• _TASK INSTRUCTIONS_:
What follows is a set of records; restate each one word for word and drop the pictures.

Interface dataset entries:

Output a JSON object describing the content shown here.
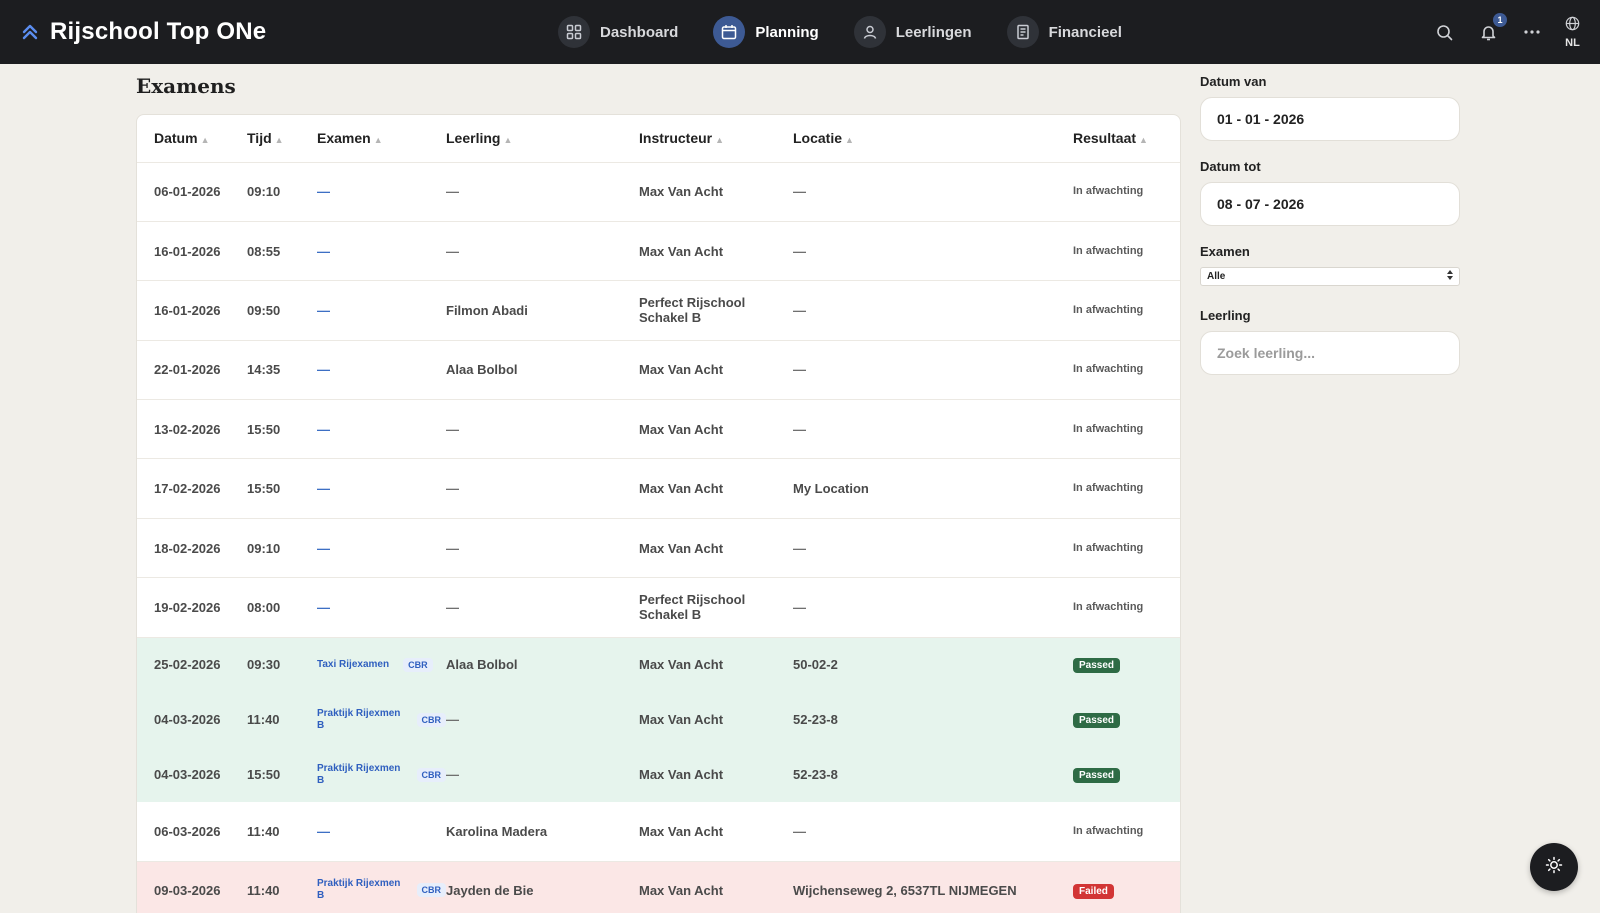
{
  "app": {
    "title": "Rijschool Top ONe",
    "logo_icon": "double-chevron-up-icon"
  },
  "nav": [
    {
      "label": "Dashboard",
      "icon": "grid-icon",
      "active": false
    },
    {
      "label": "Planning",
      "icon": "calendar-icon",
      "active": true
    },
    {
      "label": "Leerlingen",
      "icon": "user-icon",
      "active": false
    },
    {
      "label": "Financieel",
      "icon": "document-icon",
      "active": false
    }
  ],
  "topbar": {
    "notification_count": "1",
    "language": "NL"
  },
  "page": {
    "title": "Examens"
  },
  "table": {
    "headers": [
      "Datum",
      "Tijd",
      "Examen",
      "Leerling",
      "Instructeur",
      "Locatie",
      "Resultaat"
    ],
    "rows": [
      {
        "datum": "06-01-2026",
        "tijd": "09:10",
        "examen": "—",
        "leerling": "—",
        "instructeur": "Max Van Acht",
        "locatie": "—",
        "resultaat": "In afwachting",
        "status": "pending"
      },
      {
        "datum": "16-01-2026",
        "tijd": "08:55",
        "examen": "—",
        "leerling": "—",
        "instructeur": "Max Van Acht",
        "locatie": "—",
        "resultaat": "In afwachting",
        "status": "pending"
      },
      {
        "datum": "16-01-2026",
        "tijd": "09:50",
        "examen": "—",
        "leerling": "Filmon Abadi",
        "instructeur": "Perfect Rijschool Schakel B",
        "locatie": "—",
        "resultaat": "In afwachting",
        "status": "pending"
      },
      {
        "datum": "22-01-2026",
        "tijd": "14:35",
        "examen": "—",
        "leerling": "Alaa Bolbol",
        "instructeur": "Max Van Acht",
        "locatie": "—",
        "resultaat": "In afwachting",
        "status": "pending"
      },
      {
        "datum": "13-02-2026",
        "tijd": "15:50",
        "examen": "—",
        "leerling": "—",
        "instructeur": "Max Van Acht",
        "locatie": "—",
        "resultaat": "In afwachting",
        "status": "pending"
      },
      {
        "datum": "17-02-2026",
        "tijd": "15:50",
        "examen": "—",
        "leerling": "—",
        "instructeur": "Max Van Acht",
        "locatie": "My Location",
        "resultaat": "In afwachting",
        "status": "pending"
      },
      {
        "datum": "18-02-2026",
        "tijd": "09:10",
        "examen": "—",
        "leerling": "—",
        "instructeur": "Max Van Acht",
        "locatie": "—",
        "resultaat": "In afwachting",
        "status": "pending"
      },
      {
        "datum": "19-02-2026",
        "tijd": "08:00",
        "examen": "—",
        "leerling": "—",
        "instructeur": "Perfect Rijschool Schakel B",
        "locatie": "—",
        "resultaat": "In afwachting",
        "status": "pending"
      },
      {
        "datum": "25-02-2026",
        "tijd": "09:30",
        "examen": "Taxi Rijexamen",
        "badge": "CBR",
        "leerling": "Alaa Bolbol",
        "instructeur": "Max Van Acht",
        "locatie": "50-02-2",
        "resultaat": "Passed",
        "status": "passed"
      },
      {
        "datum": "04-03-2026",
        "tijd": "11:40",
        "examen": "Praktijk Rijexmen B",
        "badge": "CBR",
        "leerling": "—",
        "instructeur": "Max Van Acht",
        "locatie": "52-23-8",
        "resultaat": "Passed",
        "status": "passed"
      },
      {
        "datum": "04-03-2026",
        "tijd": "15:50",
        "examen": "Praktijk Rijexmen B",
        "badge": "CBR",
        "leerling": "—",
        "instructeur": "Max Van Acht",
        "locatie": "52-23-8",
        "resultaat": "Passed",
        "status": "passed"
      },
      {
        "datum": "06-03-2026",
        "tijd": "11:40",
        "examen": "—",
        "leerling": "Karolina Madera",
        "instructeur": "Max Van Acht",
        "locatie": "—",
        "resultaat": "In afwachting",
        "status": "pending"
      },
      {
        "datum": "09-03-2026",
        "tijd": "11:40",
        "examen": "Praktijk Rijexmen B",
        "badge": "CBR",
        "leerling": "Jayden de Bie",
        "instructeur": "Max Van Acht",
        "locatie": "Wijchenseweg 2, 6537TL NIJMEGEN",
        "resultaat": "Failed",
        "status": "failed"
      }
    ]
  },
  "filters": {
    "datum_van_label": "Datum van",
    "datum_van_value": "01 - 01 - 2026",
    "datum_tot_label": "Datum tot",
    "datum_tot_value": "08 - 07 - 2026",
    "examen_label": "Examen",
    "examen_value": "Alle",
    "leerling_label": "Leerling",
    "leerling_placeholder": "Zoek leerling..."
  },
  "colors": {
    "topbar_bg": "#1c1d20",
    "accent": "#3d5a94",
    "passed_row": "#e6f4ed",
    "failed_row": "#fbe7e6",
    "passed_pill": "#2e6b45",
    "failed_pill": "#d23535",
    "page_bg": "#f1efea"
  }
}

• _SOLUTION TO THE PROBLEM_:
Output a JSON object describing the content shown here.
{
  "app": {
    "title": "Rijschool Top ONe",
    "logo_icon": "double-chevron-up-icon"
  },
  "nav": [
    {
      "label": "Dashboard",
      "icon": "grid-icon",
      "active": false
    },
    {
      "label": "Planning",
      "icon": "calendar-icon",
      "active": true
    },
    {
      "label": "Leerlingen",
      "icon": "user-icon",
      "active": false
    },
    {
      "label": "Financieel",
      "icon": "document-icon",
      "active": false
    }
  ],
  "topbar": {
    "notification_count": "1",
    "language": "NL"
  },
  "page": {
    "title": "Examens"
  },
  "table": {
    "headers": [
      "Datum",
      "Tijd",
      "Examen",
      "Leerling",
      "Instructeur",
      "Locatie",
      "Resultaat"
    ],
    "rows": [
      {
        "datum": "06-01-2026",
        "tijd": "09:10",
        "examen": "—",
        "leerling": "—",
        "instructeur": "Max Van Acht",
        "locatie": "—",
        "resultaat": "In afwachting",
        "status": "pending"
      },
      {
        "datum": "16-01-2026",
        "tijd": "08:55",
        "examen": "—",
        "leerling": "—",
        "instructeur": "Max Van Acht",
        "locatie": "—",
        "resultaat": "In afwachting",
        "status": "pending"
      },
      {
        "datum": "16-01-2026",
        "tijd": "09:50",
        "examen": "—",
        "leerling": "Filmon Abadi",
        "instructeur": "Perfect Rijschool Schakel B",
        "locatie": "—",
        "resultaat": "In afwachting",
        "status": "pending"
      },
      {
        "datum": "22-01-2026",
        "tijd": "14:35",
        "examen": "—",
        "leerling": "Alaa Bolbol",
        "instructeur": "Max Van Acht",
        "locatie": "—",
        "resultaat": "In afwachting",
        "status": "pending"
      },
      {
        "datum": "13-02-2026",
        "tijd": "15:50",
        "examen": "—",
        "leerling": "—",
        "instructeur": "Max Van Acht",
        "locatie": "—",
        "resultaat": "In afwachting",
        "status": "pending"
      },
      {
        "datum": "17-02-2026",
        "tijd": "15:50",
        "examen": "—",
        "leerling": "—",
        "instructeur": "Max Van Acht",
        "locatie": "My Location",
        "resultaat": "In afwachting",
        "status": "pending"
      },
      {
        "datum": "18-02-2026",
        "tijd": "09:10",
        "examen": "—",
        "leerling": "—",
        "instructeur": "Max Van Acht",
        "locatie": "—",
        "resultaat": "In afwachting",
        "status": "pending"
      },
      {
        "datum": "19-02-2026",
        "tijd": "08:00",
        "examen": "—",
        "leerling": "—",
        "instructeur": "Perfect Rijschool Schakel B",
        "locatie": "—",
        "resultaat": "In afwachting",
        "status": "pending"
      },
      {
        "datum": "25-02-2026",
        "tijd": "09:30",
        "examen": "Taxi Rijexamen",
        "badge": "CBR",
        "leerling": "Alaa Bolbol",
        "instructeur": "Max Van Acht",
        "locatie": "50-02-2",
        "resultaat": "Passed",
        "status": "passed"
      },
      {
        "datum": "04-03-2026",
        "tijd": "11:40",
        "examen": "Praktijk Rijexmen B",
        "badge": "CBR",
        "leerling": "—",
        "instructeur": "Max Van Acht",
        "locatie": "52-23-8",
        "resultaat": "Passed",
        "status": "passed"
      },
      {
        "datum": "04-03-2026",
        "tijd": "15:50",
        "examen": "Praktijk Rijexmen B",
        "badge": "CBR",
        "leerling": "—",
        "instructeur": "Max Van Acht",
        "locatie": "52-23-8",
        "resultaat": "Passed",
        "status": "passed"
      },
      {
        "datum": "06-03-2026",
        "tijd": "11:40",
        "examen": "—",
        "leerling": "Karolina Madera",
        "instructeur": "Max Van Acht",
        "locatie": "—",
        "resultaat": "In afwachting",
        "status": "pending"
      },
      {
        "datum": "09-03-2026",
        "tijd": "11:40",
        "examen": "Praktijk Rijexmen B",
        "badge": "CBR",
        "leerling": "Jayden de Bie",
        "instructeur": "Max Van Acht",
        "locatie": "Wijchenseweg 2, 6537TL NIJMEGEN",
        "resultaat": "Failed",
        "status": "failed"
      }
    ]
  },
  "filters": {
    "datum_van_label": "Datum van",
    "datum_van_value": "01 - 01 - 2026",
    "datum_tot_label": "Datum tot",
    "datum_tot_value": "08 - 07 - 2026",
    "examen_label": "Examen",
    "examen_value": "Alle",
    "leerling_label": "Leerling",
    "leerling_placeholder": "Zoek leerling..."
  },
  "colors": {
    "topbar_bg": "#1c1d20",
    "accent": "#3d5a94",
    "passed_row": "#e6f4ed",
    "failed_row": "#fbe7e6",
    "passed_pill": "#2e6b45",
    "failed_pill": "#d23535",
    "page_bg": "#f1efea"
  }
}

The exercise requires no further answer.